Also what is interesting and encouraging about this is that if your machine cycles within 0.1 bars you can pull shot at any time while knowing group-head temperature and be within good shot temp range. And if you pay attention to time when your heater kicks in and out you can even tune shot temperature without having the boiler pressure gauge.
For the round 3 of this testing I decided to turn things around. I wanted to pull shots at same boiler pressure but I wanted to have different group-head starting temperatures. Goal of this would be to see how group head temperature affects shots temperature while trying to keep boiler temperature about same.
So here is what I've got, I did only one set of data since I was tired:
As expected cooler group-head results it colder shot while boiler pressure is about the same. SUMMARY
It is clear that we can control the shot temperature on Cremina fairly easily as long as we know the group head temperature. Knowing boiler pressure is very nice bonus but I do not think that is required to be able to get into the desired range: Cold, Medium and Hot. If your boiler cycles say between 0.7-0.8 bars, which I think is good range then:
For cold shot you get the group head down to about 165°F and there you go.
For medium shot you get group head to about 170°F and you'll be in medium range.
For hot shot you get group head to about +175°F and that is it.
I am still awaiting the temperature strip with different range to put on machine and to use instead of Fluke. EricS (thank you so much) also sent me his small digital thermometer which is cheap and can be non-permanently (reversible, you can take them off) attached to group head to get digital readout on temperature so I will try that as well and report how it works out. I think that digital read-out is better since there is no temperature range as it is on temp strip which means that these can be used on other home levers like Ponte Vecchio, Elektra, Pavoni etc.
Also please keep in mind that I really think that being exact here is not the goal at all. People (and in my experience as well) have been pulling killer shots on Cremina without all this information for long time. The goal is to gain consistency and even better shots
So please don't get hang up on exactness and trying to get exact shot brewing temperatures.
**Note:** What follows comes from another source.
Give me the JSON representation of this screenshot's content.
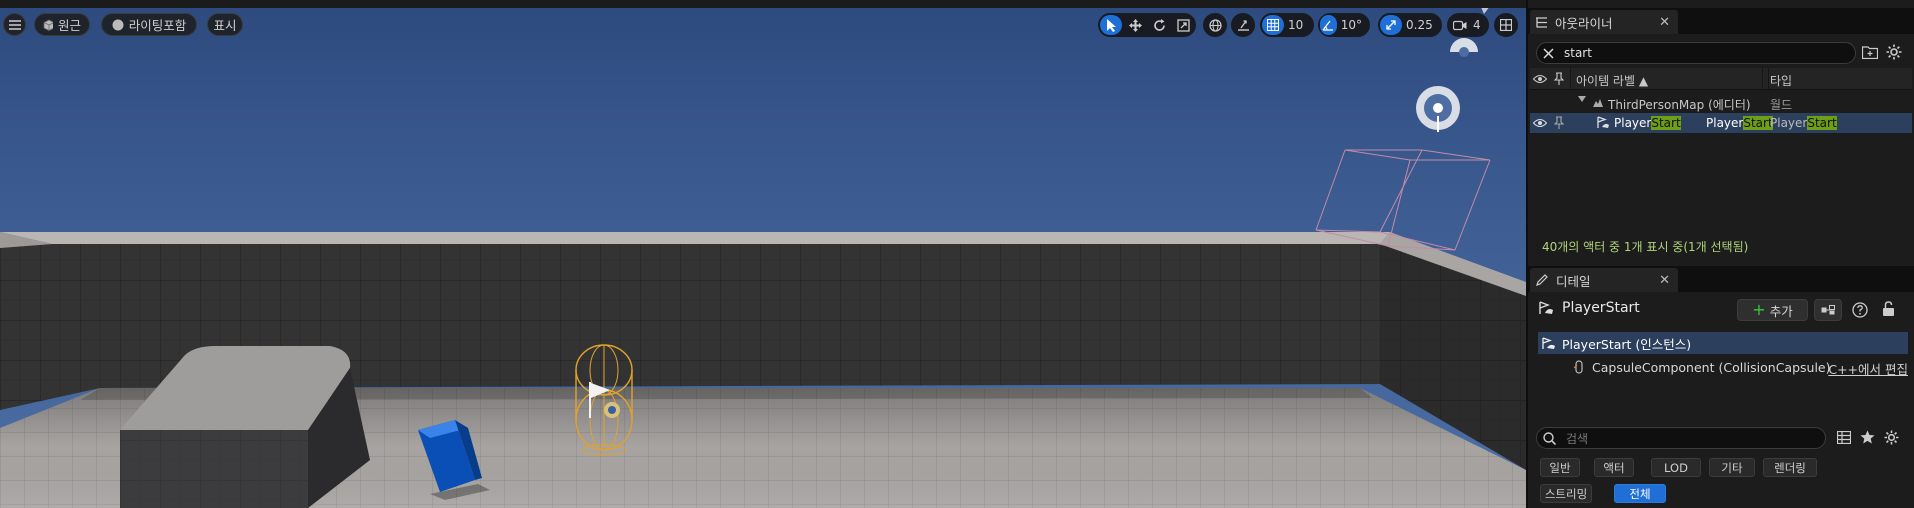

That would be crazy
, if I say so myself. Rather aim for cold, medium and hot and more likely just single range
that you find the best for your taste...
Hope this helps.